━━━━━ INPUT FOR THIS TASK

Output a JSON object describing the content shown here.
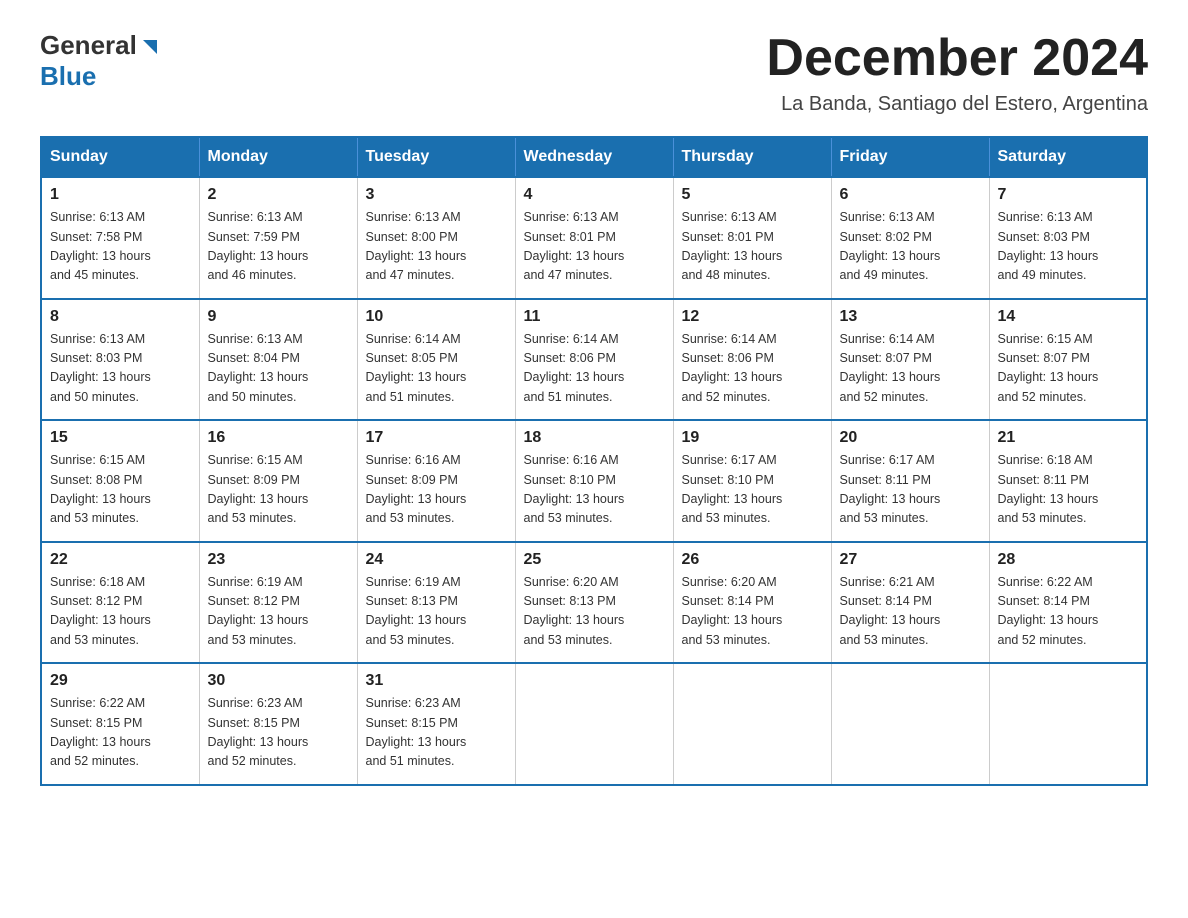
{
  "logo": {
    "general": "General",
    "blue": "Blue"
  },
  "title": "December 2024",
  "location": "La Banda, Santiago del Estero, Argentina",
  "weekdays": [
    "Sunday",
    "Monday",
    "Tuesday",
    "Wednesday",
    "Thursday",
    "Friday",
    "Saturday"
  ],
  "weeks": [
    [
      {
        "day": "1",
        "sunrise": "6:13 AM",
        "sunset": "7:58 PM",
        "daylight": "13 hours and 45 minutes."
      },
      {
        "day": "2",
        "sunrise": "6:13 AM",
        "sunset": "7:59 PM",
        "daylight": "13 hours and 46 minutes."
      },
      {
        "day": "3",
        "sunrise": "6:13 AM",
        "sunset": "8:00 PM",
        "daylight": "13 hours and 47 minutes."
      },
      {
        "day": "4",
        "sunrise": "6:13 AM",
        "sunset": "8:01 PM",
        "daylight": "13 hours and 47 minutes."
      },
      {
        "day": "5",
        "sunrise": "6:13 AM",
        "sunset": "8:01 PM",
        "daylight": "13 hours and 48 minutes."
      },
      {
        "day": "6",
        "sunrise": "6:13 AM",
        "sunset": "8:02 PM",
        "daylight": "13 hours and 49 minutes."
      },
      {
        "day": "7",
        "sunrise": "6:13 AM",
        "sunset": "8:03 PM",
        "daylight": "13 hours and 49 minutes."
      }
    ],
    [
      {
        "day": "8",
        "sunrise": "6:13 AM",
        "sunset": "8:03 PM",
        "daylight": "13 hours and 50 minutes."
      },
      {
        "day": "9",
        "sunrise": "6:13 AM",
        "sunset": "8:04 PM",
        "daylight": "13 hours and 50 minutes."
      },
      {
        "day": "10",
        "sunrise": "6:14 AM",
        "sunset": "8:05 PM",
        "daylight": "13 hours and 51 minutes."
      },
      {
        "day": "11",
        "sunrise": "6:14 AM",
        "sunset": "8:06 PM",
        "daylight": "13 hours and 51 minutes."
      },
      {
        "day": "12",
        "sunrise": "6:14 AM",
        "sunset": "8:06 PM",
        "daylight": "13 hours and 52 minutes."
      },
      {
        "day": "13",
        "sunrise": "6:14 AM",
        "sunset": "8:07 PM",
        "daylight": "13 hours and 52 minutes."
      },
      {
        "day": "14",
        "sunrise": "6:15 AM",
        "sunset": "8:07 PM",
        "daylight": "13 hours and 52 minutes."
      }
    ],
    [
      {
        "day": "15",
        "sunrise": "6:15 AM",
        "sunset": "8:08 PM",
        "daylight": "13 hours and 53 minutes."
      },
      {
        "day": "16",
        "sunrise": "6:15 AM",
        "sunset": "8:09 PM",
        "daylight": "13 hours and 53 minutes."
      },
      {
        "day": "17",
        "sunrise": "6:16 AM",
        "sunset": "8:09 PM",
        "daylight": "13 hours and 53 minutes."
      },
      {
        "day": "18",
        "sunrise": "6:16 AM",
        "sunset": "8:10 PM",
        "daylight": "13 hours and 53 minutes."
      },
      {
        "day": "19",
        "sunrise": "6:17 AM",
        "sunset": "8:10 PM",
        "daylight": "13 hours and 53 minutes."
      },
      {
        "day": "20",
        "sunrise": "6:17 AM",
        "sunset": "8:11 PM",
        "daylight": "13 hours and 53 minutes."
      },
      {
        "day": "21",
        "sunrise": "6:18 AM",
        "sunset": "8:11 PM",
        "daylight": "13 hours and 53 minutes."
      }
    ],
    [
      {
        "day": "22",
        "sunrise": "6:18 AM",
        "sunset": "8:12 PM",
        "daylight": "13 hours and 53 minutes."
      },
      {
        "day": "23",
        "sunrise": "6:19 AM",
        "sunset": "8:12 PM",
        "daylight": "13 hours and 53 minutes."
      },
      {
        "day": "24",
        "sunrise": "6:19 AM",
        "sunset": "8:13 PM",
        "daylight": "13 hours and 53 minutes."
      },
      {
        "day": "25",
        "sunrise": "6:20 AM",
        "sunset": "8:13 PM",
        "daylight": "13 hours and 53 minutes."
      },
      {
        "day": "26",
        "sunrise": "6:20 AM",
        "sunset": "8:14 PM",
        "daylight": "13 hours and 53 minutes."
      },
      {
        "day": "27",
        "sunrise": "6:21 AM",
        "sunset": "8:14 PM",
        "daylight": "13 hours and 53 minutes."
      },
      {
        "day": "28",
        "sunrise": "6:22 AM",
        "sunset": "8:14 PM",
        "daylight": "13 hours and 52 minutes."
      }
    ],
    [
      {
        "day": "29",
        "sunrise": "6:22 AM",
        "sunset": "8:15 PM",
        "daylight": "13 hours and 52 minutes."
      },
      {
        "day": "30",
        "sunrise": "6:23 AM",
        "sunset": "8:15 PM",
        "daylight": "13 hours and 52 minutes."
      },
      {
        "day": "31",
        "sunrise": "6:23 AM",
        "sunset": "8:15 PM",
        "daylight": "13 hours and 51 minutes."
      },
      null,
      null,
      null,
      null
    ]
  ],
  "labels": {
    "sunrise": "Sunrise:",
    "sunset": "Sunset:",
    "daylight": "Daylight:"
  }
}
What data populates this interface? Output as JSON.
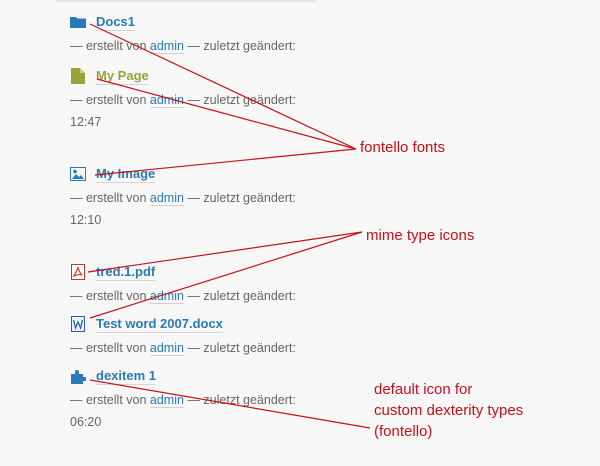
{
  "items": [
    {
      "title": "Docs1",
      "icon": "folder-icon",
      "meta_prefix": "— erstellt von",
      "author": "admin",
      "meta_suffix": "— zuletzt geändert:",
      "time": ""
    },
    {
      "title": "My Page",
      "icon": "document-icon",
      "meta_prefix": "— erstellt von",
      "author": "admin",
      "meta_suffix": "— zuletzt geändert:",
      "time": "12:47"
    },
    {
      "title": "My Image",
      "icon": "image-icon",
      "meta_prefix": "— erstellt von",
      "author": "admin",
      "meta_suffix": "— zuletzt geändert:",
      "time": "12:10"
    },
    {
      "title": "tred.1.pdf",
      "icon": "pdf-icon",
      "meta_prefix": "— erstellt von",
      "author": "admin",
      "meta_suffix": "— zuletzt geändert:",
      "time": ""
    },
    {
      "title": "Test word 2007.docx",
      "icon": "word-document-icon",
      "meta_prefix": "— erstellt von",
      "author": "admin",
      "meta_suffix": "— zuletzt geändert:",
      "time": ""
    },
    {
      "title": "dexitem 1",
      "icon": "puzzle-icon",
      "meta_prefix": "— erstellt von",
      "author": "admin",
      "meta_suffix": "— zuletzt geändert:",
      "time": "06:20"
    }
  ],
  "annotations": {
    "fontello": "fontello fonts",
    "mime": "mime type icons",
    "default_line1": "default icon for",
    "default_line2": "custom dexterity types",
    "default_line3": "(fontello)"
  },
  "colors": {
    "link": "#2a7ab5",
    "olive": "#9aa33a",
    "annotation": "#c8101a",
    "meta_text": "#666666"
  }
}
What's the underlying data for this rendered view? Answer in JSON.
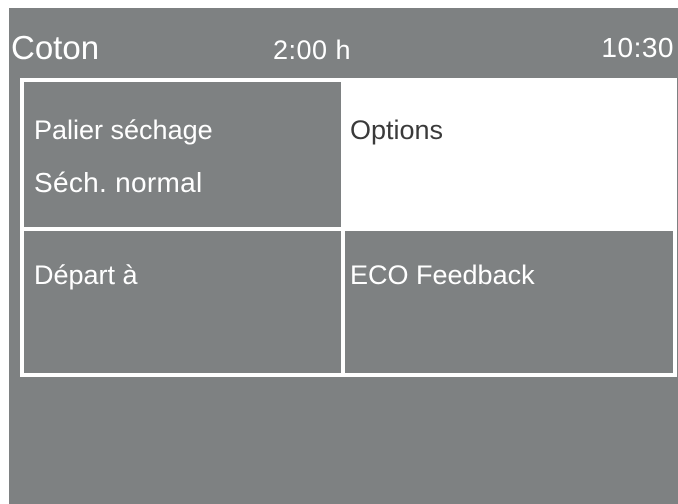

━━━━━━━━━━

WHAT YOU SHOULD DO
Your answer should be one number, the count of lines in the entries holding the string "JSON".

YOUR SOLUTION
3